When we are finding a solution, or thinking about a new product idea, the inspiration we can get from this is narrowing down the problem to it’s root. Get the ground truth of the problem and solve it.

Imaginative Constraints and Inspiration


Dan Freeman 

I’m working as a software engineer in day time. I have to work within many constraints in each an every project I’m working. Constraints comes in may forms, they can be physical, technical or imaginative. This blog post is intended to explain few thoughts I had on imaginative difficulties I faced very recently.

In good old days, we had user manuals for software we used. Manuals described what each user interface element  does and how users can get done tasks. Now if we consider the apps we use on daily basis or web sites that we visits, we don’t have user manuals for those. User interface items we find in those applications are very intuitive for us, those have been placed in right places very carefully.

I’m currently doing a research on user experience for data analytics platform that has interfaces over web, desktop and mobile. I lost myself in there. How do we decide which user experience suites the most. I reached a colleague whom have a sensible amount of user experience development and asked how do you do your magic. His response was very simple; “You have to understand users needs and walk on his shoes. Decide what would you prefer to have”.

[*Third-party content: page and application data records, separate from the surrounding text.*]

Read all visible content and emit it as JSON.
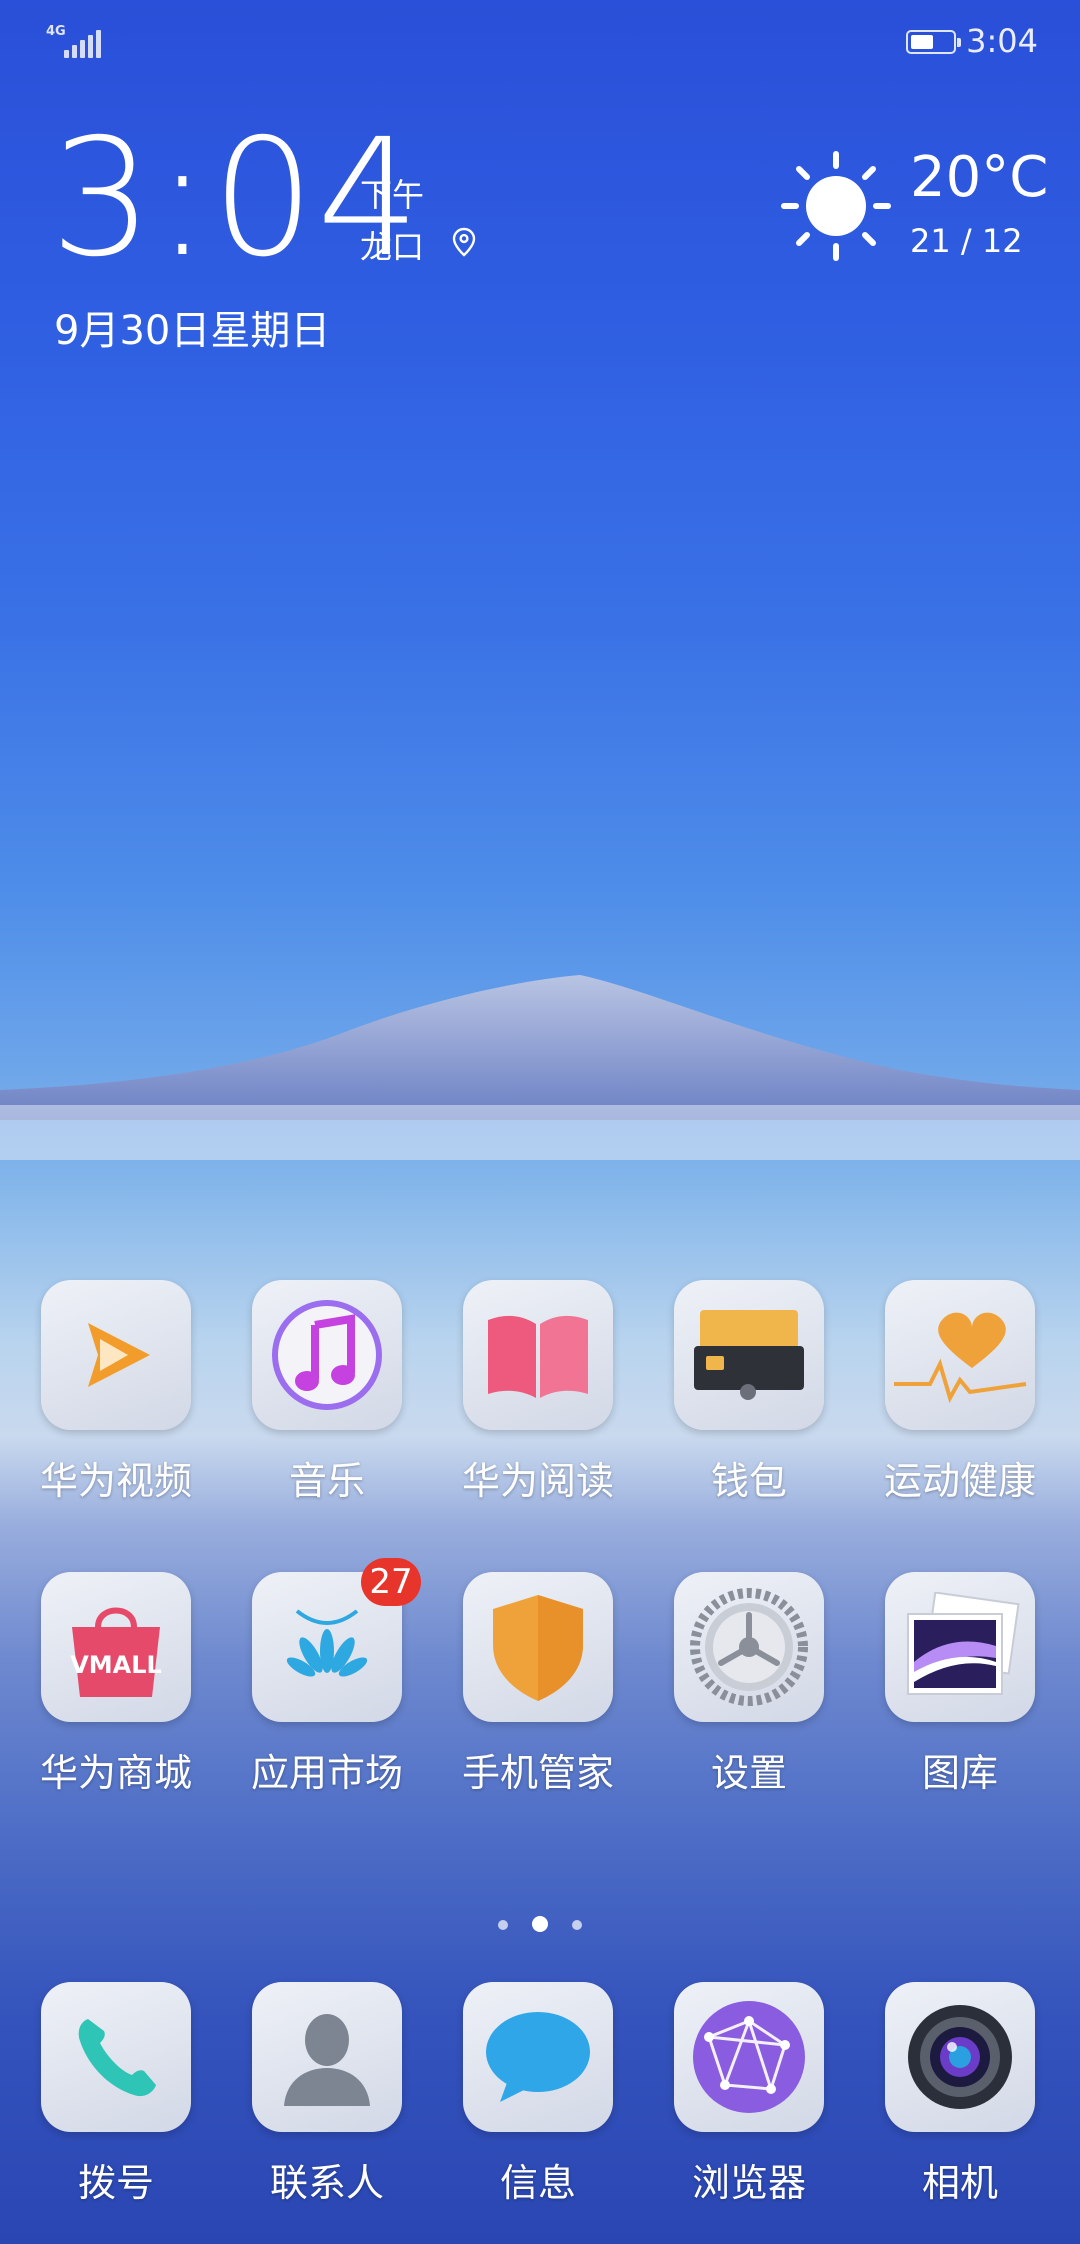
{
  "status_bar": {
    "network": "4G",
    "time": "3:04",
    "battery_level": 0.55
  },
  "clock_widget": {
    "time": "3:04",
    "ampm": "下午",
    "city": "龙口",
    "date": "9月30日星期日"
  },
  "weather_widget": {
    "icon": "sun-icon",
    "temperature": "20°C",
    "range": "21 / 12"
  },
  "apps_row1": [
    {
      "label": "华为视频",
      "icon": "huawei-video-icon",
      "color": "#f29d2b"
    },
    {
      "label": "音乐",
      "icon": "music-icon",
      "color": "#c542e0"
    },
    {
      "label": "华为阅读",
      "icon": "book-icon",
      "color": "#ee5a7e"
    },
    {
      "label": "钱包",
      "icon": "wallet-icon",
      "color": "#f0b64c"
    },
    {
      "label": "运动健康",
      "icon": "health-icon",
      "color": "#f0a23a"
    }
  ],
  "apps_row2": [
    {
      "label": "华为商城",
      "icon": "vmall-icon",
      "color": "#e54a6a",
      "icon_text": "VMALL"
    },
    {
      "label": "应用市场",
      "icon": "app-market-icon",
      "color": "#2ea8e0",
      "badge": "27"
    },
    {
      "label": "手机管家",
      "icon": "shield-icon",
      "color": "#f0a23a"
    },
    {
      "label": "设置",
      "icon": "gear-icon",
      "color": "#8a8f99"
    },
    {
      "label": "图库",
      "icon": "gallery-icon",
      "color": "#6a3cc7"
    }
  ],
  "pages": {
    "count": 3,
    "current": 1
  },
  "dock": [
    {
      "label": "拨号",
      "icon": "phone-icon",
      "color": "#2ec4b6"
    },
    {
      "label": "联系人",
      "icon": "contact-icon",
      "color": "#7d8593"
    },
    {
      "label": "信息",
      "icon": "message-icon",
      "color": "#2ea6e8"
    },
    {
      "label": "浏览器",
      "icon": "browser-icon",
      "color": "#8a5ce0"
    },
    {
      "label": "相机",
      "icon": "camera-icon",
      "color": "#2b2f3a"
    }
  ]
}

I was thinking… How does an architect design buildings that anyone can walk through without any guidance. Isn’t it understanding what you are expecting for a certain experience and unconsciously communicate that message with others? What does a solid metal elevator convince to us? Isn’t that a message about reliability and safety?

I concluded, yet thought to explore more, that looking elsewhere and bringing experiences from out side of my universe is essential in user experience design.

Rest Parameters Curry

According to Wikipedia, Currying is the technique of translating the evaluation of a function that takes multiple arguments into evaluating a sequence of functions, each with a single argument. Simply, if a function takes three arguments and is curried, it is really three functions. Each function takes one argument and return a new function that takes the next argument until all arguments are received, then it returns the final result.

Consider a function that takes three arguments:


The equivalent curried function:


This is somewhat insane! returning nested functions as function takes more and more arguments. One option is to convert a normal function into a curried function, which is what mainly this article focuses here onward.

When converting a normal function into a curried function, it is required to know how many arguments the function is expecting. Functions have a length property in JavaScript and it can be used in here. Although the main intention here is to demonstrate how ES6 Rest Parameters can be used when creating generic curry function.

In concise, a Rest Parameter allows a function to receive a variable number of arguments and more details on this can be found in MDN: Rest Parameters.


The first time this function is called it only expects one argument, a function to  curry. The args parameter will probably be an empty array on first invocation. Save the number of arguments it expects (argLength) to a local variable. Then return a function we define inside the curry function. When this function is invoked it concatenate the new args2 array with the old args array and check if it has received all the arguments yet. If so, it apply the original function and return the result. If  not it recursively call the curry function, passing along all the new arguments which puts us back in the original position, returning the curried function to await more arguments.

With concepts like currying, it is much easier to abstract the logic and make clear and concise functions.


  1. Currying on Wikipedia
  2. Rest parameters on MDN

Rock on!